(Input begins)

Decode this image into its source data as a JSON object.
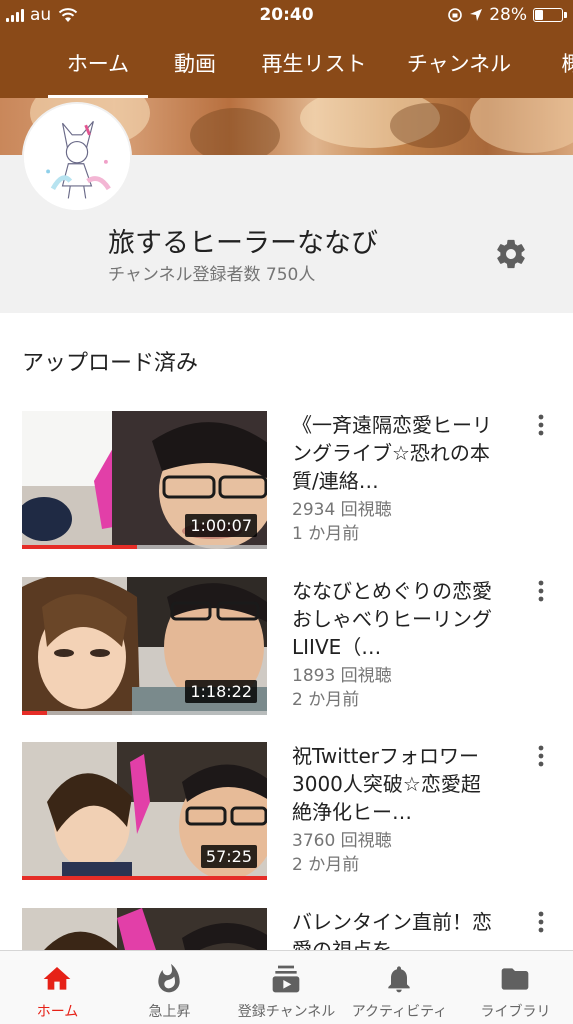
{
  "status_bar": {
    "carrier": "au",
    "time": "20:40",
    "battery": "28%",
    "battery_level": 0.28
  },
  "tabs": [
    {
      "label": "ホーム",
      "active": true
    },
    {
      "label": "動画",
      "active": false
    },
    {
      "label": "再生リスト",
      "active": false
    },
    {
      "label": "チャンネル",
      "active": false
    },
    {
      "label": "概",
      "active": false
    }
  ],
  "channel": {
    "name": "旅するヒーラーななび",
    "subscribers": "チャンネル登録者数 750人"
  },
  "uploads": {
    "title": "アップロード済み",
    "videos": [
      {
        "title": "《一斉遠隔恋愛ヒーリングライブ☆恐れの本質/連絡…",
        "views": "2934 回視聴",
        "age": "1 か月前",
        "duration": "1:00:07",
        "watched": 0.47
      },
      {
        "title": "ななびとめぐりの恋愛おしゃべりヒーリングLIIVE（…",
        "views": "1893 回視聴",
        "age": "2 か月前",
        "duration": "1:18:22",
        "watched": 0.1
      },
      {
        "title": "祝Twitterフォロワー3000人突破☆恋愛超絶浄化ヒー…",
        "views": "3760 回視聴",
        "age": "2 か月前",
        "duration": "57:25",
        "watched": 1.0
      },
      {
        "title": "バレンタイン直前！恋愛の視点を",
        "views": "",
        "age": "",
        "duration": "",
        "watched": 0
      }
    ]
  },
  "bottom_nav": [
    {
      "label": "ホーム",
      "icon": "home-icon",
      "active": true
    },
    {
      "label": "急上昇",
      "icon": "flame-icon",
      "active": false
    },
    {
      "label": "登録チャンネル",
      "icon": "subscriptions-icon",
      "active": false
    },
    {
      "label": "アクティビティ",
      "icon": "bell-icon",
      "active": false
    },
    {
      "label": "ライブラリ",
      "icon": "folder-icon",
      "active": false
    }
  ],
  "colors": {
    "header_brown": "#8a4a18",
    "active_red": "#e62117",
    "progress_red": "#e52d27"
  }
}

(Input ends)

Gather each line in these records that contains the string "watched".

Exercise answer:
        "watched": 0.47
        "watched": 0.1
        "watched": 1.0
        "watched": 0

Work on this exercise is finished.